too much typing—since 2003


you can't know what's going on if you're asleep

Local radio here in Milwaukee recently saw a major change, as long-time public radio WYMS, which had featured jazz almost exclusively for years, is being transformed to a new entity calling itself Radio Milwaukee. The format is free-form leaning a bit heavily toward World Cafe territory...but even though I miss the ability to turn on jazz whenever I want to hear it (and of course I mean jazz, not the laxative crap traded under the name "smooth jazz," which is jazz only if anything with a saxophone is jazz), any station that can play the Macromantics, Robyn Hitchcock, some hip-hop I couldn't identify, and a deep-cut Jackson 5 track in a row is alright by me. It's not going to supplant the mighty WMSE in my listening, but it is a nice alternative.

About that Jackson 5 track: turned out to be "I'll Bet You," from their second album, in 1970, which was written by George Clinton (and Pat Lindsey and Sidney Barnes). Funkadelic recorded its own version on its second album, also from 1970, so of course I had to dig up a copy of it. (Turns out it's on eMusic, too - which I didn't know, but I'd exhausted my monthly downloads anyway...). One source I ran into (and now can't find dammit) says that the Jacksons' version was released before Funkadelic's version (can't find info on the albums' respective release dates).

Comparing the two versions is useful. The Jackson 5 version is more concise (as you might expect), and while the arrangement sticks pretty close to the Funkadelic version, it's highlighted by a very nice, whining lead guitar sound, and a funky flute solo near the end, neither of which feature in the Funkadelic version.

Someone in the Jacksons' camp was wielding a red editors' pencil, because Funkadelic's version is actually titled "I Bet You." While the Jackson 5 version is dark and undeniably funky (I detect some Whitfield/Strong influence, too), the Funkadelic version is freakier and psychedelic in a way the then-teenaged Jacksons probably couldn't comprehend.

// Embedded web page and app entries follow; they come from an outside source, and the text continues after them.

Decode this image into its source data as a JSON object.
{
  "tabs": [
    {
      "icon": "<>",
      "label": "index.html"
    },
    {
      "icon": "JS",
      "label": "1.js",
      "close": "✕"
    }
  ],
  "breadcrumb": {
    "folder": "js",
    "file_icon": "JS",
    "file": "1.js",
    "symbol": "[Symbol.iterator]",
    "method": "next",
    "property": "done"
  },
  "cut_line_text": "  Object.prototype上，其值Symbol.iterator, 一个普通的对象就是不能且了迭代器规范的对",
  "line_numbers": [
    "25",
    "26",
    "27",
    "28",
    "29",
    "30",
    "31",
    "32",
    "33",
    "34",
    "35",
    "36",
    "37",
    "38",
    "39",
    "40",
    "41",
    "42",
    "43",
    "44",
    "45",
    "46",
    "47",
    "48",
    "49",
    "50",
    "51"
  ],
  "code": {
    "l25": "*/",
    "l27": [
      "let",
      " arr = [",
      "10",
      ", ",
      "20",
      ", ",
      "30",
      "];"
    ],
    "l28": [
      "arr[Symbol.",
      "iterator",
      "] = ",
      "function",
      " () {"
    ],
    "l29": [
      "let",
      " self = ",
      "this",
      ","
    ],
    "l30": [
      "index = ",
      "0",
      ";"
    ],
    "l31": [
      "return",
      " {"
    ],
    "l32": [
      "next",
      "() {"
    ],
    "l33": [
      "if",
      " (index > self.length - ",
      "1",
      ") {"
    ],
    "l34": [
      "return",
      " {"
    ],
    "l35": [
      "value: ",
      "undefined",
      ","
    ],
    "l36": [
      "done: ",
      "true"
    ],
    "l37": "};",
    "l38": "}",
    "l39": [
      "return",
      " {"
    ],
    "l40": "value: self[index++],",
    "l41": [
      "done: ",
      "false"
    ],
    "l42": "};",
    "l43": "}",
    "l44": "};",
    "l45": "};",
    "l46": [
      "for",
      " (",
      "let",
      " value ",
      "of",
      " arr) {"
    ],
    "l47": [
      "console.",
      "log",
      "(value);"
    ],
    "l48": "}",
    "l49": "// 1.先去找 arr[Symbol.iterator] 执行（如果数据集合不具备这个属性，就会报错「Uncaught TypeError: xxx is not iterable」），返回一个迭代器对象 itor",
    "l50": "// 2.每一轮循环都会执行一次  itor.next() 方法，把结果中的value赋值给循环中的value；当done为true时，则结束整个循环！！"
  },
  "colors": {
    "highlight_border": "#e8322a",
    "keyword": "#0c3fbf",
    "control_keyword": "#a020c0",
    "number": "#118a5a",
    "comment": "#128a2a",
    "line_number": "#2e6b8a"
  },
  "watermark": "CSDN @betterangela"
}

That's not a slam on the Jacksons: their version is a fine track, and surprisingly funkier than I would have expected. But they didn't have Eddie Hazel to pull off a snarling, wild guitar solo, or the odd electronic touches like that high-pitched, filtered organ whine near the beginning or the low-pitched rumbling later in the track (probably not even audible if you're listening on cheapo computer speakers). Also: after that Hazel solo, about halfway through the you think that's where Talking Heads got the "Psycho Killer" riff from?

The Jackson 5 "I'll Bet You" (ABC, 1970)
Funkadelic "I Bet You" (Funkadelic, 1970)


yellojkt said...

Our local public jazz station changed to that World Cafe NPR rock format and I liked it a lot. It's a lot of music I actually enjoy.

I hear Hall and Oates on the "Smooth Jazz" stations. I saw Haulin' Ass in concert in 1985 and I don't think anyone was there for jazz.

2fs said...

Just to clarify: the format isn't adult alternative per se; only that on occasion it's a bit too similar to it for my tastes. (It's a bit more freeform than that: notably, there's a fairly strong hip-hop flavor, every handful of tracks or so - which, last time I listened to an AA station, was definitely not in their mix.) Even that, though, is preferable to some things...but a little "tastefulness" goes a long way with me (whereas a lot of it goes only a very short way, in a demonstration of some sort of paradoxical musical physics).

James said...

The first time I ever heard the Jackson 5 version was when I bought the Soulsation J5 box set (cheap! Way out print by then! Only $15!). I thought it sounded tougher, and "different" than most of the J5 material. But it wasn't for a couple of years (and a few mix tape placements) that I read the booklet and learned George Clinton wrote it. That made sense.

The Jackson 5 version isn't as freaky, but it sounds more menacing (best term I can think of). As if, the brothers are asking you to wager with your life, or something!

Anonymous said...

I hope you know the original jazz station was not local but syndicated from Florida

2fs said...

Historically, it was locally produced: it was only in the last couple of years that its programming was syndicated. See this article for some background. Also: while I don't mind anonymous comments (not everyone needs to sign up with Blogger), it would be nice if you included some identifying info in your post (i.e., type in a name or nickname - since the other reason to post anonymously is to avoid having to stand by what one says.